A set of 20 task cards, directions, and answer key to practice forming end punctuation.
Periods. Question marks. Exclamation points. OH MY!
These are the ways we complete written sentences, and teaching end marks to your students is made fun with this interactive punctuation activity.
Students will have a blast getting crafty with play dough, yarn, buttons—anything you’ve got in your classroom—to create the punctuation mark that best completes the sentence.
Some examples of sentences your kindergarten or 1st-grade students will see in this pack of task cards include:
- What time is it ___
- My party is today ___
- Don’t throw me in the pool ___
This activity includes an answer key for students to check their own work.
What is an End Mark?
As excitable and playful as children are, there comes a time when kids learn that not all of their statements will end in an exclamation point.
Punctuation activities teach students the proper end mark to complete a sentence, which is crucial to building their writing skills. We use end marks to properly convey meaning and feeling when reading and writing. Understanding the correct end punctuation to use in their own writing gives students the confidence to communicate their ideas and emotions.
Get Your Students Excited About Punctuation!
These end punctuation task cards can be used as an independent game in your writing center, or as a group activity (see below for ideas). As a center activity, the student will read a sentence and determine which end punctuation best fits. Then they will use household items like cotton swabs, yarn, modeling clay, or buttons (whatever you’ve got on hand) to mold the end punctuation mark.
Check Out Our List of Additional Punctuation Activities.
Looking for group games for teaching end punctuation to kindergarten and first graders? Try these:
Ask students to stand up, push in their chairs, and create some space to move between their classmates. Using either the Google slides version of this game or the printed task cards, read one sentence at a time out loud and ask students to make the corresponding movements with their bodies to tell you which end punctuation mark they would use:
- Exclamation point: Students stand perfectly still, hands at their sides and feet together
- Question mark: students wiggle their bodies
- Period: Students crouch down into a ball

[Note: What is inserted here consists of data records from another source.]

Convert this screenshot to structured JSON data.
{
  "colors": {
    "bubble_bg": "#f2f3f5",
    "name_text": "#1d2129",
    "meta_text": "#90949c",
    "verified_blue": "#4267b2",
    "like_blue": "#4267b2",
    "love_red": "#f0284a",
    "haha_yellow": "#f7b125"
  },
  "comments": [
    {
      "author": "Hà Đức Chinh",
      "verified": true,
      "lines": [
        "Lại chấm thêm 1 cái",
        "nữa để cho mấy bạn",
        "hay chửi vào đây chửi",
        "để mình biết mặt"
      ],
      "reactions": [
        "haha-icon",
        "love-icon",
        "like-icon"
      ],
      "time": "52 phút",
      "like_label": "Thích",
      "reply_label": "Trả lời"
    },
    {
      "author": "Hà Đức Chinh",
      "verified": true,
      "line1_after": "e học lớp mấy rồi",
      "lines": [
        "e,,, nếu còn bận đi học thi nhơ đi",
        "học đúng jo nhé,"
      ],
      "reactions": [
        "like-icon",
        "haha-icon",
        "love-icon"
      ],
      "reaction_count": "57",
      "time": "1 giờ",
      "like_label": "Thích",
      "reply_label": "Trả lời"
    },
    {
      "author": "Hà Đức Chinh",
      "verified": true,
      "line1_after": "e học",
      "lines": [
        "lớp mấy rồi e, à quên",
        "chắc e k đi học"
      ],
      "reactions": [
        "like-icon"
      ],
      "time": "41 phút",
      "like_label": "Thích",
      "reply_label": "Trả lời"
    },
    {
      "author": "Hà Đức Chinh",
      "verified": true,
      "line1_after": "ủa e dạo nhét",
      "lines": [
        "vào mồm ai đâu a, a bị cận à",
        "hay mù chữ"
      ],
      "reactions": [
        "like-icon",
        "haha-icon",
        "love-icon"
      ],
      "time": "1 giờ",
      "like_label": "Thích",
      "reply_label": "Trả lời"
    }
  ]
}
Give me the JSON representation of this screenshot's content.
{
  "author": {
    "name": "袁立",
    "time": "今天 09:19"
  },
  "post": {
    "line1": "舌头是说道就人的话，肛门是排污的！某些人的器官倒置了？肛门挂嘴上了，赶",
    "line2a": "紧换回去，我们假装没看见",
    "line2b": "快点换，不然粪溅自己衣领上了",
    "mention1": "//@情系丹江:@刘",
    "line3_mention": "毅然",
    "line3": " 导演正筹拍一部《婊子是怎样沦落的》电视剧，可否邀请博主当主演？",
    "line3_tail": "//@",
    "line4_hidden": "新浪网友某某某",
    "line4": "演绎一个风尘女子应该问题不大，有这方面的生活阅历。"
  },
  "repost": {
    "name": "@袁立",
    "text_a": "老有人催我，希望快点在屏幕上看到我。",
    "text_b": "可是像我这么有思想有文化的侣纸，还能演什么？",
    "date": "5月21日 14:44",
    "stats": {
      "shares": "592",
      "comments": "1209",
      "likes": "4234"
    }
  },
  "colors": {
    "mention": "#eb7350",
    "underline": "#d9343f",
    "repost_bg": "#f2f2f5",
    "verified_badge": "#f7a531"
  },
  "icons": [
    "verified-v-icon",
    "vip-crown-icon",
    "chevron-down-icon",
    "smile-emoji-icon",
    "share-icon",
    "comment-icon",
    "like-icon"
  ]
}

Don’t worry too much if your kids are copying each other. They’ll have a blast just getting their bodies moving and it’s a great way to encourage listening skills.
This activity is a spin on the classic “Newlywed Game” and works best with small groups because you’ll need enough dry erase boards and markers for each student. Divide the students into 2 groups, and have the students sit down in 2 lines facing each other. Recite a sentence from one of the task cards. Students will get 10 seconds to write the corresponding end punctuation on their board. On your cue (for example, you say “Ready, Set, Go!”) the students turn their boards around so their partner can see their answer. If both students in a pair have the correct answer, they get 2 points. If one has the correct answer, the team gets 1 point.
You may find that some students master end punctuation quickly, and some need additional help with the concept. Below are strategies for teaching punctuation that give early readers a deeper understanding of how to end sentences.
- If students have mastered identifying the end punctuation, have them change the sentences and rewrite them on a sheet of paper with a different punctuation mark.
- If students are struggling to identify the ending punctuation, read the sentence aloud to them and help them identify key words that explain which punctuation mark to use. You can also just focus on one punctuation mark at a time by taking out certain cards from the deck.
Preparing This Resource for Your Students
Print the task cards on cardstock for durability to use in small groups or centers.
- Select “File” from the navigation bar, and click “Print” from the drop-down menu
- From the dialogue box that pops up, click on “More settings”
- Pages per sheet should be set to “1”
- Make sure the box next to “Print on both sides” is unchecked
- Click the “Print” button
Cut out the task cards, punch a hole in the corner of each card, and attach them to a binder ring. Gather supplies needed for crafting the end punctuation marks. Put the cards, supplies, directions, and answer key in a labeled box or bag to make grabbing the end punctuation game easy from your classroom writing center.
Before You Download
Use the drop-down menu to choose between the PDF or Google Slides.
This resource was created by Lauren Piper, a teacher in Illinois and a Teach Starter Collaborator.
Don’t forget to browse additional activities and resources for teaching end punctuation!
A cut and paste worksheet to practice adding the correct punctuation marks.
A 14-slide editable PowerPoint template that introduces the attributes of the different types of sentences.
An active PowerPoint game to practice ending punctuation.